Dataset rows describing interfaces
__________
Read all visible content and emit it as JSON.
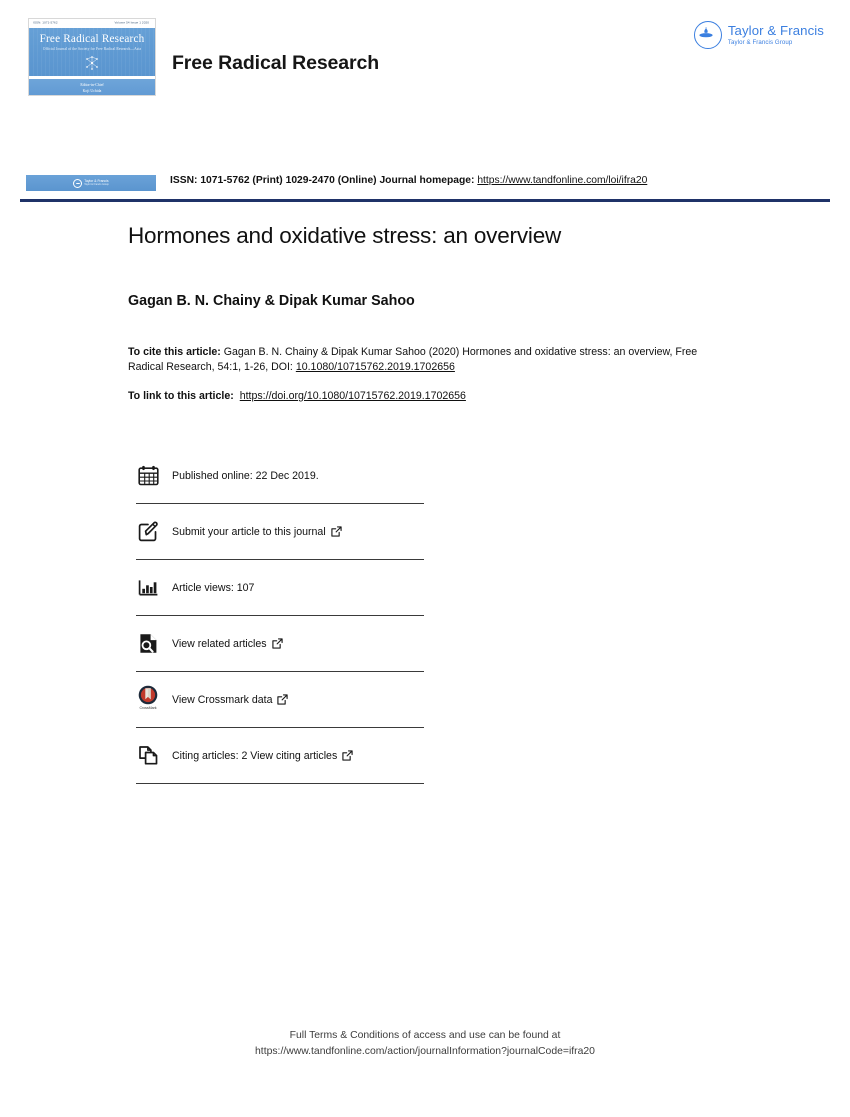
{
  "masthead": {
    "journal_name": "Free Radical Research",
    "cover": {
      "top_left": "ISSN: 1071-5762",
      "top_right": "Volume 54   Issue 1   2020",
      "title": "Free Radical Research",
      "subtitle": "Official Journal of the Society for Free Radical Research—Asia",
      "editor_line": "Editor-in-Chief",
      "editor_name": "Koji Uchida"
    },
    "publisher": {
      "name": "Taylor & Francis",
      "group": "Taylor & Francis Group",
      "brand_color": "#3b7fe0"
    }
  },
  "issn_band": {
    "badge": {
      "line1": "Taylor & Francis",
      "line2": "Taylor & Francis Group"
    },
    "prefix": "ISSN: 1071-5762 (Print) 1029-2470 (Online) Journal homepage:",
    "homepage_url": "https://www.tandfonline.com/loi/ifra20",
    "rule_color": "#1f3268"
  },
  "article": {
    "title": "Hormones and oxidative stress: an overview",
    "authors": "Gagan B. N. Chainy & Dipak Kumar Sahoo",
    "cite_label": "To cite this article:",
    "cite_text": "Gagan B. N. Chainy & Dipak Kumar Sahoo (2020) Hormones and oxidative stress: an overview, Free Radical Research, 54:1, 1-26, DOI:",
    "cite_doi": "10.1080/10715762.2019.1702656",
    "link_label": "To link to this article:",
    "link_url": "https://doi.org/10.1080/10715762.2019.1702656"
  },
  "metadata": {
    "rows": [
      {
        "icon": "calendar-icon",
        "label": "Published online: 22 Dec 2019.",
        "external": false
      },
      {
        "icon": "edit-pencil-icon",
        "label": "Submit your article to this journal",
        "external": true
      },
      {
        "icon": "bar-chart-icon",
        "label": "Article views: 107",
        "external": false
      },
      {
        "icon": "document-search-icon",
        "label": "View related articles",
        "external": true
      },
      {
        "icon": "crossmark-icon",
        "label": "View Crossmark data",
        "external": true,
        "icon_caption": "CrossMark"
      },
      {
        "icon": "copy-pages-icon",
        "label": "Citing articles: 2 View citing articles",
        "external": true
      }
    ]
  },
  "footer": {
    "line1": "Full Terms & Conditions of access and use can be found at",
    "line2": "https://www.tandfonline.com/action/journalInformation?journalCode=ifra20"
  }
}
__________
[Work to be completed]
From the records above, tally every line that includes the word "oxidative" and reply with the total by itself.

[Problem solution]
2